A lot of fishermen think that using a lipless crankbait in late winter or during the early prespawn is all about chunking and winding, but I’ve had better success yo-yoing one off the bottom.
It doesn’t have to be in deep water, either. The type of bottom – whether it’s a hard bottom, shell bed or hard clay point – is more critical than depth. It can be 4 or 5 feet deep, but it needs to be a place where bass will stage before they move up.
I keep several Damiki Tremor lipless crankbaits rigged up with different line sizes to fish at different depths.
One thing I like about that bait is that because of the way its head is weighted, when it gets back to the bottom, it stands upright on its nose instead of falling over on its side. I don’t rip the bait up; I just pull it up toward me 2 or 3 feet and let it go back. They might nail it on the fall, when it’s paused on the bottom or when you start to lift it again.
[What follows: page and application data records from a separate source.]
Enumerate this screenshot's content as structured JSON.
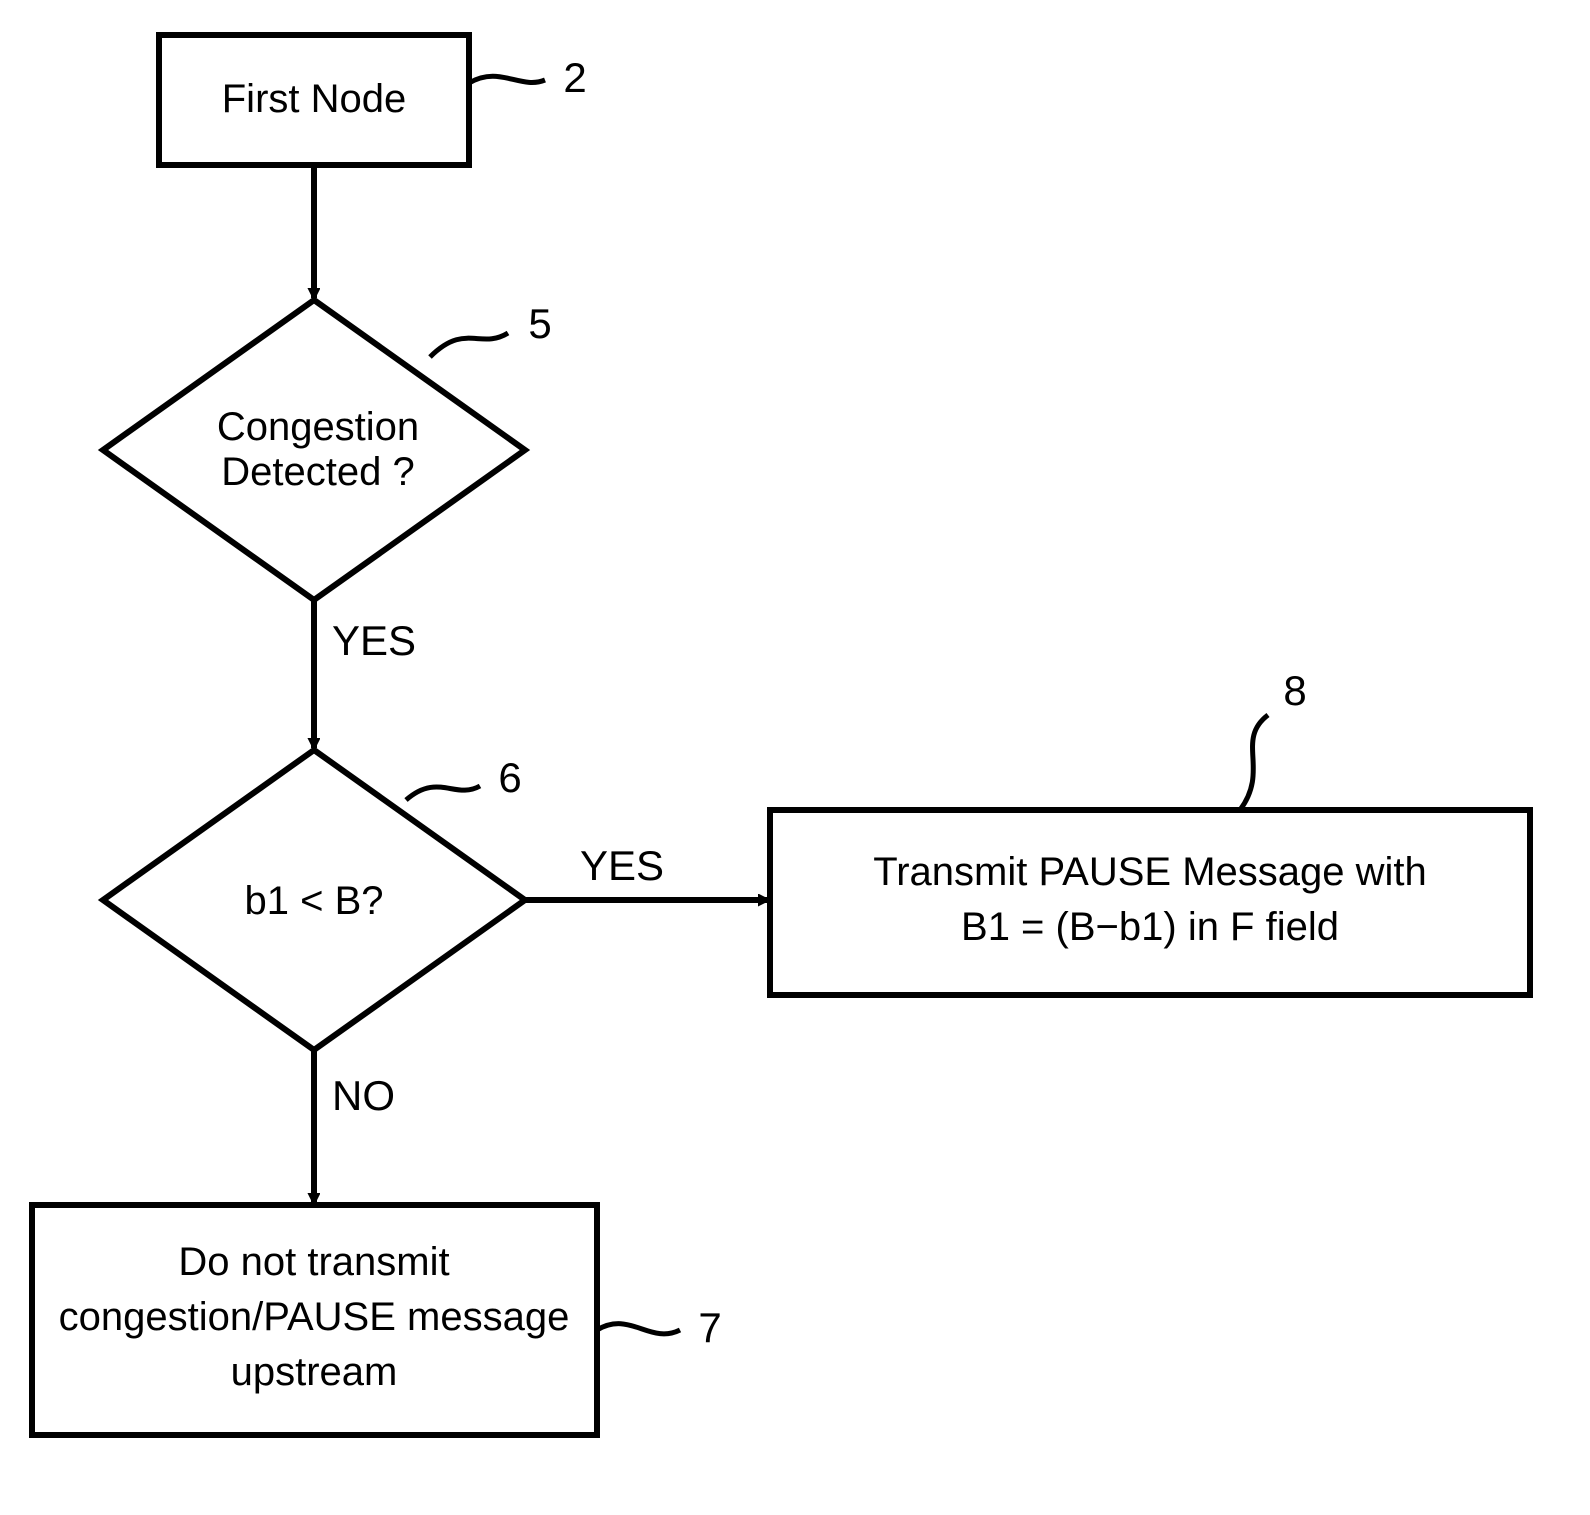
{
  "nodes": {
    "start": {
      "label": "First Node",
      "ref": "2"
    },
    "d1": {
      "line1": "Congestion",
      "line2": "Detected ?",
      "ref": "5"
    },
    "d2": {
      "line1": "b1  <  B?",
      "ref": "6"
    },
    "box_no": {
      "line1": "Do not transmit",
      "line2": "congestion/PAUSE message",
      "line3": "upstream",
      "ref": "7"
    },
    "box_yes": {
      "line1": "Transmit PAUSE Message with",
      "line2": "B1 = (B−b1) in F field",
      "ref": "8"
    }
  },
  "edges": {
    "d1_yes": "YES",
    "d2_yes": "YES",
    "d2_no": "NO"
  }
}
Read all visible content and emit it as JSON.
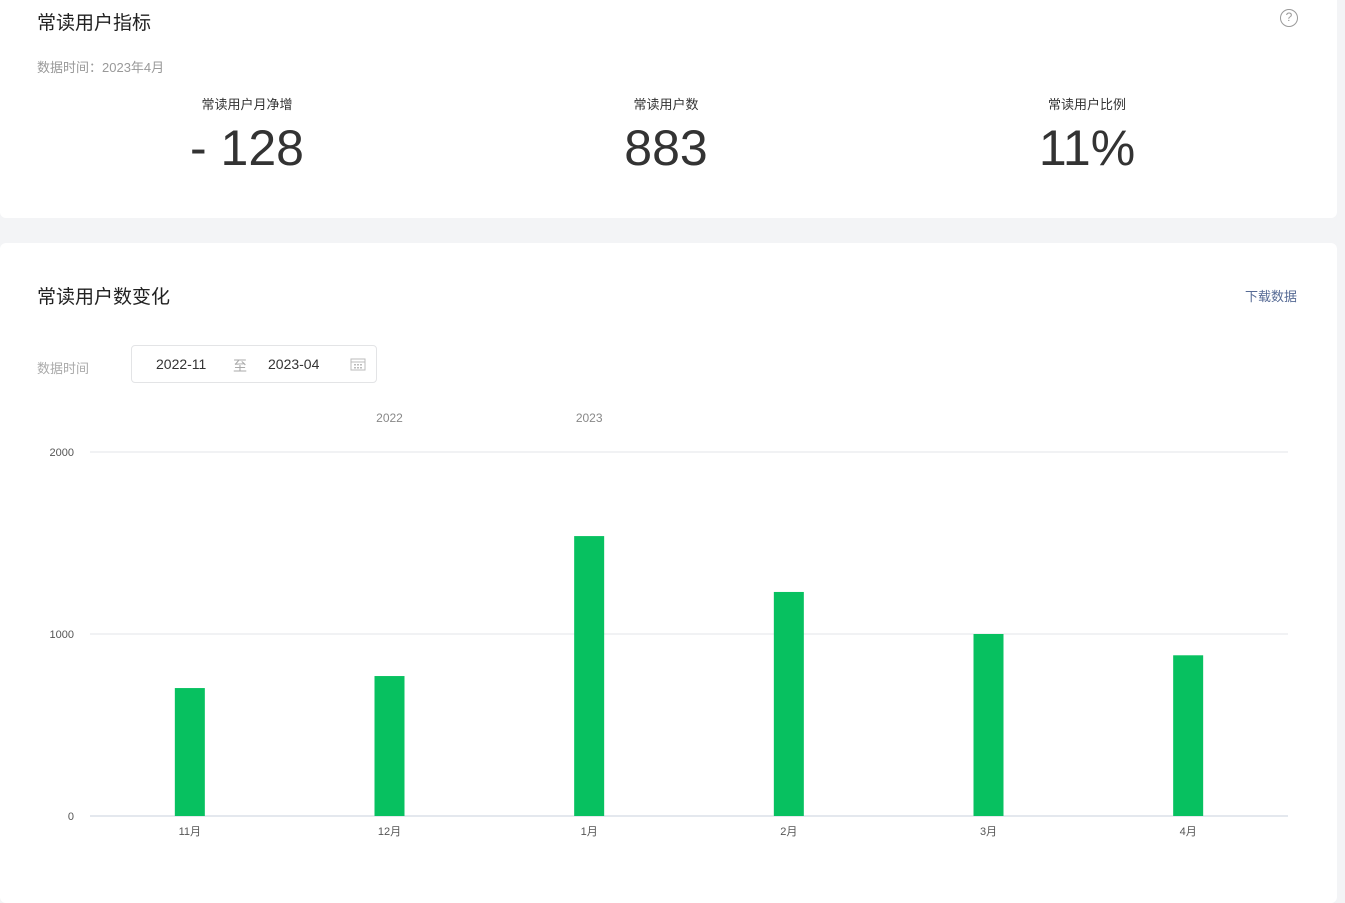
{
  "metrics_card": {
    "title": "常读用户指标",
    "help_icon": "?",
    "data_time": "数据时间：2023年4月",
    "metrics": [
      {
        "label": "常读用户月净增",
        "value": "- 128"
      },
      {
        "label": "常读用户数",
        "value": "883"
      },
      {
        "label": "常读用户比例",
        "value": "11%"
      }
    ]
  },
  "chart_card": {
    "title": "常读用户数变化",
    "download": "下载数据",
    "filter_label": "数据时间",
    "range_start": "2022-11",
    "range_sep": "至",
    "range_end": "2023-04"
  },
  "chart_data": {
    "type": "bar",
    "categories": [
      "11月",
      "12月",
      "1月",
      "2月",
      "3月",
      "4月"
    ],
    "values": [
      703,
      769,
      1538,
      1231,
      1000,
      883
    ],
    "year_labels": [
      {
        "label": "2022",
        "category_index": 1
      },
      {
        "label": "2023",
        "category_index": 2
      }
    ],
    "yticks": [
      0,
      1000,
      2000
    ],
    "ylim": [
      0,
      2000
    ],
    "color": "#07c160",
    "grid": true
  }
}
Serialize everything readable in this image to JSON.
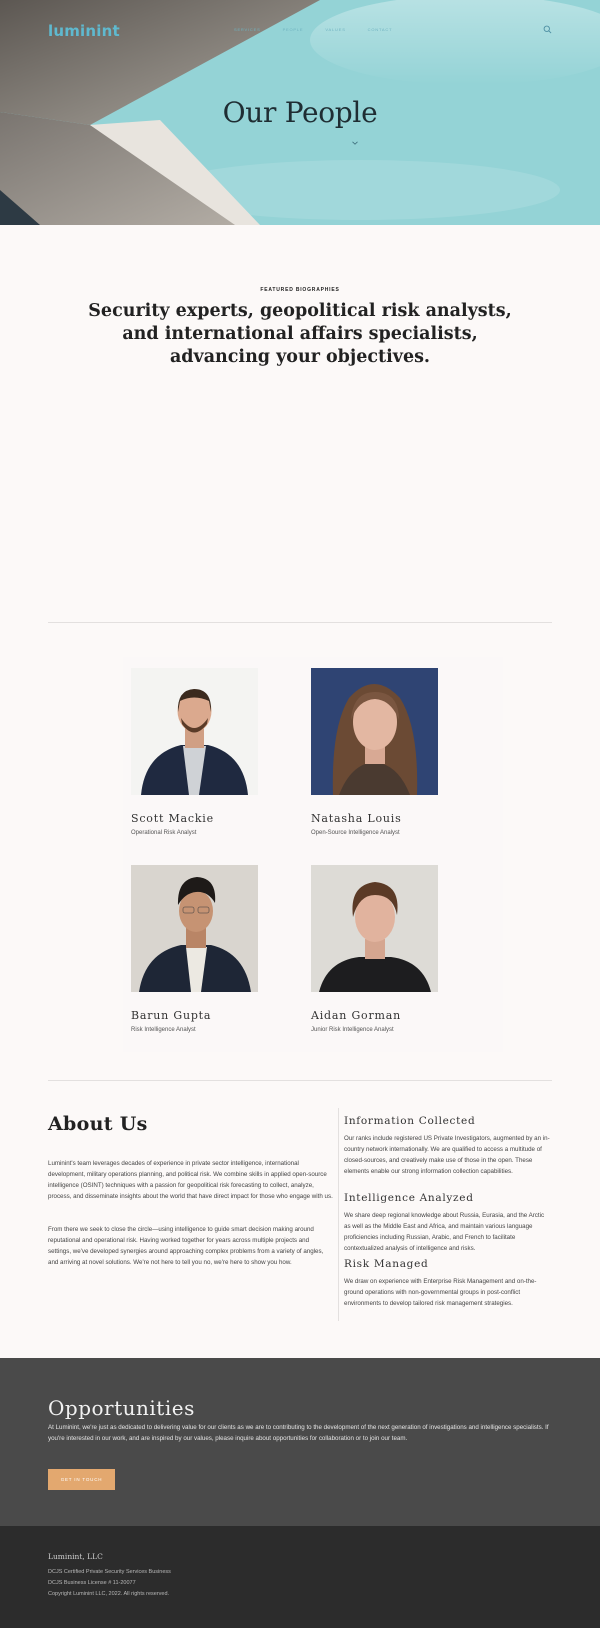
{
  "nav": {
    "logo": "luminint",
    "items": [
      {
        "label": "Services"
      },
      {
        "label": "People"
      },
      {
        "label": "Values"
      },
      {
        "label": "Contact"
      }
    ]
  },
  "hero": {
    "title": "Our People"
  },
  "featured": {
    "eyebrow": "FEATURED BIOGRAPHIES",
    "lead": "Security experts, geopolitical risk analysts, and international affairs specialists, advancing your objectives."
  },
  "team": [
    {
      "name": "Scott Mackie",
      "role": "Operational Risk Analyst"
    },
    {
      "name": "Natasha Louis",
      "role": "Open-Source Intelligence Analyst"
    },
    {
      "name": "Barun Gupta",
      "role": "Risk Intelligence Analyst"
    },
    {
      "name": "Aidan Gorman",
      "role": "Junior Risk Intelligence Analyst"
    }
  ],
  "about": {
    "title": "About Us",
    "p1": "Luminint's team leverages decades of experience in private sector intelligence, international development, military operations planning, and political risk. We combine skills in applied open-source intelligence (OSINT) techniques with a passion for geopolitical risk forecasting to collect, analyze, process, and disseminate insights about the world that have direct impact for those who engage with us.",
    "p2": "From there we seek to close the circle—using intelligence to guide smart decision making around reputational and operational risk. Having worked together for years across multiple projects and settings, we've developed synergies around approaching complex problems from a variety of angles, and arriving at novel solutions. We're not here to tell you no, we're here to show you how."
  },
  "features": [
    {
      "title": "Information Collected",
      "text": "Our ranks include registered US Private Investigators, augmented by an in-country network internationally. We are qualified to access a multitude of closed-sources, and creatively make use of those in the open. These elements enable our strong information collection capabilities."
    },
    {
      "title": "Intelligence Analyzed",
      "text": "We share deep regional knowledge about Russia, Eurasia, and the Arctic as well as the Middle East and Africa, and maintain various language proficiencies including Russian, Arabic, and French to facilitate contextualized analysis of intelligence and risks."
    },
    {
      "title": "Risk Managed",
      "text": "We draw on experience with Enterprise Risk Management and on-the-ground operations with non-governmental groups in post-conflict environments to develop tailored risk management strategies."
    }
  ],
  "opportunities": {
    "title": "Opportunities",
    "text": "At Luminint, we're just as dedicated to delivering value for our clients as we are to contributing to the development of the next generation of investigations and intelligence specialists. If you're interested in our work, and are inspired by our values, please inquire about opportunities for collaboration or to join our team.",
    "cta": "GET IN TOUCH"
  },
  "footer": {
    "brand": "Luminint, LLC",
    "lines": [
      "DCJS Certified Private Security Services Business",
      "DCJS Business License # 11-20077",
      "Copyright Luminint LLC, 2022.  All rights reserved."
    ]
  },
  "colors": {
    "accent": "#e3a86f",
    "logo": "#5fb9cf",
    "sky": "#93d3d5",
    "dark_band": "#4a4a4a",
    "footer": "#2c2c2c"
  }
}
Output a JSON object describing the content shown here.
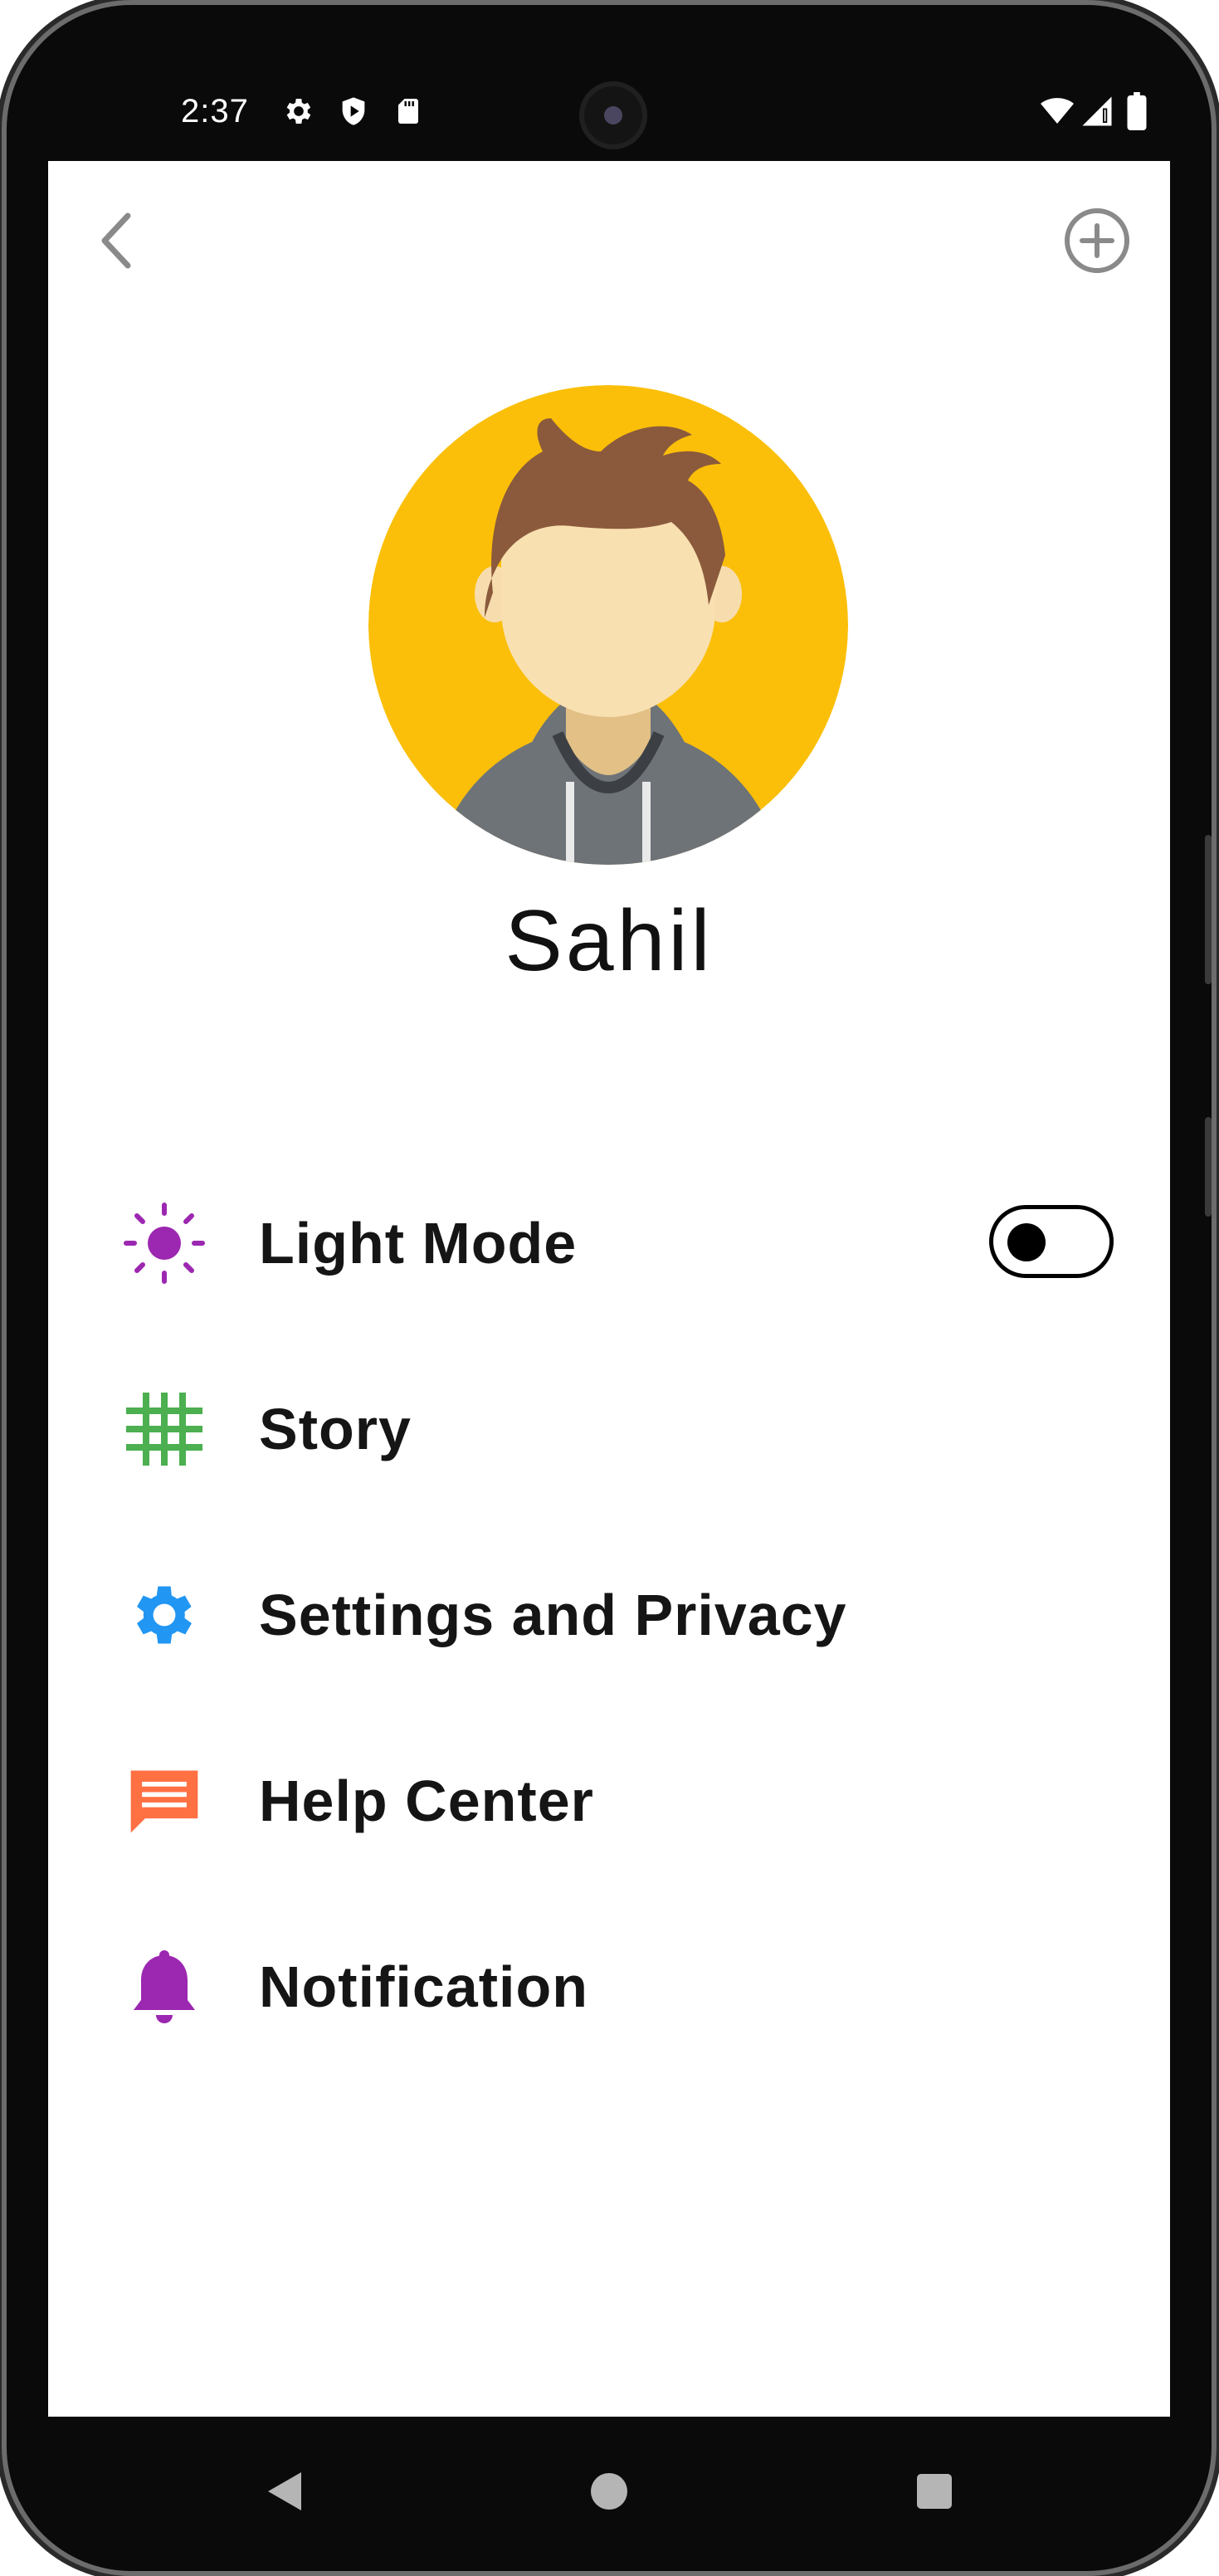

You should work this bait kind of like working a jig. If the water is muddy or deep, I’ll start out with a Red Craw color, which shows up better. If it’s clear, I’ll go with American Shad or Real Shad coloration.
The Tremor comes with or without rattles, and that’s another important thing to consider. I’ll fish rattling baits most days, but if I don’t get bit, I’ll switch to a non-rattling Tremor. That can make a big difference if the water’s real clear. Then, too, I might catch a few fish on the rattling version and come back through the same water with the non-rattling Tremor and pick up another fish or two. It’s a different way to fish a lipless crankbait, but sometimes that’s what it takes in pressured water.
---- Chevy pro Bryan Thrift, Shelby, N.C.